The Economist, on Monday, wrote about a proposed plan for the US in Iraq. Happily, it’s better than the administration’s present policy of doing nothing. It’s excessively sanguine about the Iraqi army’s chances — yes, it’s much larger than ISIS, but the US Army was much larger than the NVA and Viet Cong too — but, it does make sense. A limited intensity campaign of air strikes and naval power (which the article does not mention, but this story from RIA Novosti does), coupled with special forces and aid to the Iraqi army, might help. But the article is probably right that Iran will continue to dominate Iraq because a) they want to, b) it’s beneficial for them to do so, and c) they’re neighbors and co-religionists (the Sunni-Shi’ia split notwithstanding).

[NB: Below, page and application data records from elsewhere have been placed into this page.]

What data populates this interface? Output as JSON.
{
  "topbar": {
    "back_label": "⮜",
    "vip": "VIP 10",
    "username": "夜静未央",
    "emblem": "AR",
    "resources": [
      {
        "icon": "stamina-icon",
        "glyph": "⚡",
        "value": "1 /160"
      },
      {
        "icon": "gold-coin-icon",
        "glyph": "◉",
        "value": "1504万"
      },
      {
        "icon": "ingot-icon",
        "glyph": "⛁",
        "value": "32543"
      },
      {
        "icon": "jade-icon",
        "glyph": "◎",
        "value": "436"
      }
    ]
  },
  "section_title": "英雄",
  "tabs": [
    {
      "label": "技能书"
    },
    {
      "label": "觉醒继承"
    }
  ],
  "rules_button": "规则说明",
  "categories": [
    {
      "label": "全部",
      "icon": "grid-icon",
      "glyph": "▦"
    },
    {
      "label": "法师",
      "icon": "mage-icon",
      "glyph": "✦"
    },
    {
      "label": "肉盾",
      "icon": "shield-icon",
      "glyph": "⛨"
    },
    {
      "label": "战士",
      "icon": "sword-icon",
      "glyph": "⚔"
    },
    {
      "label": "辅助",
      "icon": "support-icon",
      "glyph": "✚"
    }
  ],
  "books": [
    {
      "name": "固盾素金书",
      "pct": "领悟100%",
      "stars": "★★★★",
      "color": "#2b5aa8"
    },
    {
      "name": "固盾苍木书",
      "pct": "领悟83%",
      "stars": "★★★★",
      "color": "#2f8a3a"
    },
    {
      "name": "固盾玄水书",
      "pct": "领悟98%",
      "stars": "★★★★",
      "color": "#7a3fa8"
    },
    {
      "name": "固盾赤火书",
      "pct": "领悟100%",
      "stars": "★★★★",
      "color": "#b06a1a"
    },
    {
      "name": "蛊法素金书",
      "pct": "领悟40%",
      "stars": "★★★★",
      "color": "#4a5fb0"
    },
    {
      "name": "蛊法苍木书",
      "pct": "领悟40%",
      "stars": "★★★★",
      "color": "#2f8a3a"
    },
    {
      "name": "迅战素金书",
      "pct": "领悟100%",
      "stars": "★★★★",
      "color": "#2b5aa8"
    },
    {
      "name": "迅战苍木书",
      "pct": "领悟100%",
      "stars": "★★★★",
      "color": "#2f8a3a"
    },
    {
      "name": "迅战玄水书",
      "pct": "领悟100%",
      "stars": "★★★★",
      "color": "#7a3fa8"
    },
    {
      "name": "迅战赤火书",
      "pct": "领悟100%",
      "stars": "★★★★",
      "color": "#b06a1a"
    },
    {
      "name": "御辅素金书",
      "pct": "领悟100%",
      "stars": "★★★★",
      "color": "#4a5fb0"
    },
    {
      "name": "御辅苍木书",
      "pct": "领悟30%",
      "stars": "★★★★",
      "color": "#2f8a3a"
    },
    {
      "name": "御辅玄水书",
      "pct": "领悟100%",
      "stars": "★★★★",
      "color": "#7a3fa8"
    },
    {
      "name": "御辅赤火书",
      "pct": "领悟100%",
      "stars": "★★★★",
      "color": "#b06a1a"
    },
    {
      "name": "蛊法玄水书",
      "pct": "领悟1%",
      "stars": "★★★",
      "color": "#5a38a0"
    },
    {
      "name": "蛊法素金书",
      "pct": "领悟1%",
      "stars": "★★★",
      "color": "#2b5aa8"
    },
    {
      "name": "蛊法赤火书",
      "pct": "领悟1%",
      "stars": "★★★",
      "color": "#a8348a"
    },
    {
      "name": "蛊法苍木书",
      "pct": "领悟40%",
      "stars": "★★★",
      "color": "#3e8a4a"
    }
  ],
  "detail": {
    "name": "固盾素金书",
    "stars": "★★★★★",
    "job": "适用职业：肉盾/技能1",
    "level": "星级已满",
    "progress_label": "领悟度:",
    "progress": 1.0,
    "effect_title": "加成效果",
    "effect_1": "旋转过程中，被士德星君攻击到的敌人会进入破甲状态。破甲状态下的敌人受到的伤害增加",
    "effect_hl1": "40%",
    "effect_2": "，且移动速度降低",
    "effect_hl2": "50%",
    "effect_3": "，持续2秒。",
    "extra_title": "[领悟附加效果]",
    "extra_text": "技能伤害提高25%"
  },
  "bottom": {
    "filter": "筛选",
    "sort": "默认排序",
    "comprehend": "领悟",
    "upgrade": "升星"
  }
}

The American people have already shown they won’t tolerate additional and more persistent use of force in order to prop up the Iraqi regime. I think the US is focusing on pursuing what I’d call a “blackjack foreign policy” — unlike poker, which can be for high stakes, blackjack is the kind of game that’s relatively easy to break even on. You won’t win a lot, but you won’t lose a lot either unless you’re incredibly bad. Limited involvement is better than pure isolationism, 1920s style, which is what I think a goodly portion of the GOP wants. The Democrats hoped that rainbows and ponies and magic would fix the Middle East and seem surprised it didn’t work.
I have little hope of seeing any sort of positive results out of the present administration’s foreign policy. If Iraq is signaling a shift, that’s good news. I would be delighted to see one President with a clear, logical, foreign policy agenda during my adult years.